It is right and proper that those of us outside government display a certain modesty about the retrospective judgments we make about difficult national security decisions. Schadenfreude should be avoided. It is also true, however, that history is an accumulation of retrospective judgments made by outsiders.
Politicians run for office to make history, so they well understand that history will render its judgment on their actions.
Last week, former prime minister John Howard gave a well-crafted address to the Lowy Institute revisiting Australia’s decision to participate in the Iraq war.
A decade on, it is clear that former US president George W. Bush made a dreadful mistake in initiating the Iraq war.
This was a once-in-a-generation foreign policy decision, and Washington got it wrong. True, a dictator who brutalised his people and terrorised his neighbours was brought down. But the cost was horrific. As invasion mutated into occupation, insurgency and finally civil war, more than 100,000 Iraqi civilians lost their lives.
Now Iraq is something like a democracy. But it also remains unstable and violent.
Viewed through the prism of US interests, the balance sheet looks awful. Nearly 4500 US soldiers were killed and more than 30,000 wounded. The war will probably end up costing the US more than $US2 trillion ($1.9 trillion). Iraq was intended to telegraph US strength to the Middle East and the world; instead, it revealed US weakness. Rather than bolstering Washington’s intimidatory powers, it undermined them. For several years, at least, it fuelled the jihadist fire and emboldened Iraq’s regional rival, Iran. Numberless opinion polls prove that the war seriously diminished the international reputation of the US.
And what of the war’s opportunity cost? Given that resources are finite, consider what the US might have done. It might have won the war in Afghanistan. It might have focused earlier on the challenge posed by China’s rise. It might even have done some nation-building at home.
What of the line that the war was right in principle but wrong in execution? I am inclined to believe that even if red-letter mistakes such as disbanding the Iraqi army had not been made, the operation would have gone pear-shaped in some other way. Many of the troubles were predicted. Occupying Arab countries is dangerous. Building foreign states is extremely hard.
One justification for the war is that it was intended to prevent Saddam Hussein from passing his weapons of mass destruction to terrorists who would use them against the US and the West. But this argument depends on a series of assumptions and logical connections that could never have borne the weight of a massive land invasion. As we now know, Saddam did not have WMDs. Even if he had had them, there were reasons to believe he would not have handed them to terrorists. And in any case Washington had tools to hand other than regime change.
Gideon Rose, editor of Foreign Affairs, is hardly a tie-dyed bien pensant. He has recently declared the war to be “the most egregious failure in half a century of American foreign policy”.
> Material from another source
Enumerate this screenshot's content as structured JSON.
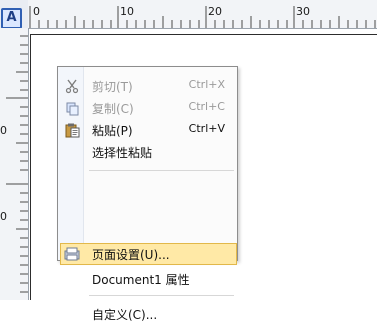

What about the Howard government’s decision to participate in the Iraq war? Judgments here are not so clear-cut. We lost two Australian soldiers in Iraq, neither of them in combat. The financial impost for us, though significant, was not astronomical. Certainly, our involvement had reputational costs. But Howard was right to point out that some of the arguments his opponents made against Australia’s participation, that it would damage our relations with Asia or draw fire from terrorists, were wrong-headed and have not eventuated.
Howard made it clear to us that alliance considerations were prominent in his thinking in 2003. That is appropriate. An alliance is a serious matter. It requires that you support your ally when it is in the right, even in the hard cases — as Australia did by helping the Americans eject Saddam from Kuwait in 1991 and the Taliban from Afghanistan in 2002, over the opposition in both cases of segments of the Australian Left. There is no point in being an ally in name only. Indeed, our reliability as an ally contributes to our access and influence in Washington.
But our alliance does not require us to support our ally when that ally is in the wrong.
Howard’s conclusion last week was that “no compelling national interest beckoned us in the opposite direction”. There was one, however, even if Canberra did not see it at the time: our great ally was about to commit a grave error.
The Iraq war made the US weaker, poorer, less respected and less feared. Given that we rely on US power for our own security, this is something that Australians ought to regret.
[U.S.] is not [sending] a unified message [on North Korea]: It is the leaders of two different departments pursuing two distinctive approaches, which contradict each other. Treasury believes that squeezing China [and penalizing Chinese banks and firms] will compel China to turn up the heat on North Korea. I am not at all convinced that this will generate the responses from China that the U.S. wishes to see. Contrarily, State [Department] sees heightened cooperation with China as essential to curbing North Korea's nuclear and missile activities. The U.S. should not be imparting mixed messages to Pyongyang, and the Trump administration has exhibited very little message discipline in its North Korea policy.